Wednesday, July 2, 2014

Relic Knights: Some Assembly Tips

Well, having gotten into some of the small and complicated models (particularly Ameliel the Void Herald and the Royal Wrecker), I'd like to share some important tips for assembling Relic Knight models.  Because they're not exactly simple models and rival the Infinity model line put out by Corvus Belli in terms of complexity and madness.

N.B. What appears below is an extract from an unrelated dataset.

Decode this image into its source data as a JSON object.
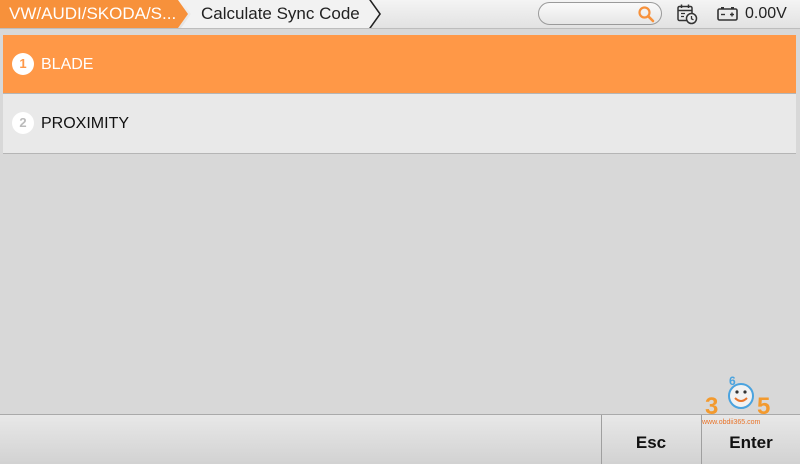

  • Test out the fit before you glue anything.  I don't mean just testing what needs to be trimmed to make it fit.  I mean clean off all the obvious flash and test fit things to understand how the model goes together.  This is extremely important for the Royal Wrecker model because you have to assemble it from the inside out to get things to fit correctly and you can't glue the pilot in before you get to the suit's arms and legs because you risk making it impossible to fit those parts on.
  • Search for reference pictures when assembling and cleaning the model.  This is because there are some seriously non-obvious parts that get used in a few of these models.  You'll be wondering where something goes until you see it on a picture.  For example, I forgot the Broadside model had a lower jaw for the cannon's skull face until I looked at the box art again.
  • There are parts that are not visible in the photos that you will need to use.  Examples: the Broadside has a control post that's generally hidden from view that goes between the handles in the gunner's hands, the Royal Wrecker has a part that links the suit's lower legs to the main suit body, and Relic Knight Candy has a small airfoil that goes on the mecha's rear thruster.  I only figured these out by examining everything and checking where the parts go.
  • Plastistruct PlastiWeld is invaluable for cleaning up those tiny burrs and bits you get with this material.  It also has a general smoothing effect on rough areas like ones left by filing.  It only really works for very tiny bits, but it works to smooth things out.  Don't expect it to glue the resin-plastic hybrid though.
  • Epoxy your models to the bases if you are using the base inserts, because the bond between the model material and the styrene of the base insert is not very good.
  • Above all, be patient and work in good lighting.  Some of the mold lines are extremely subtle and you'll need good light to spot them and work them out.
That concludes this short blog post.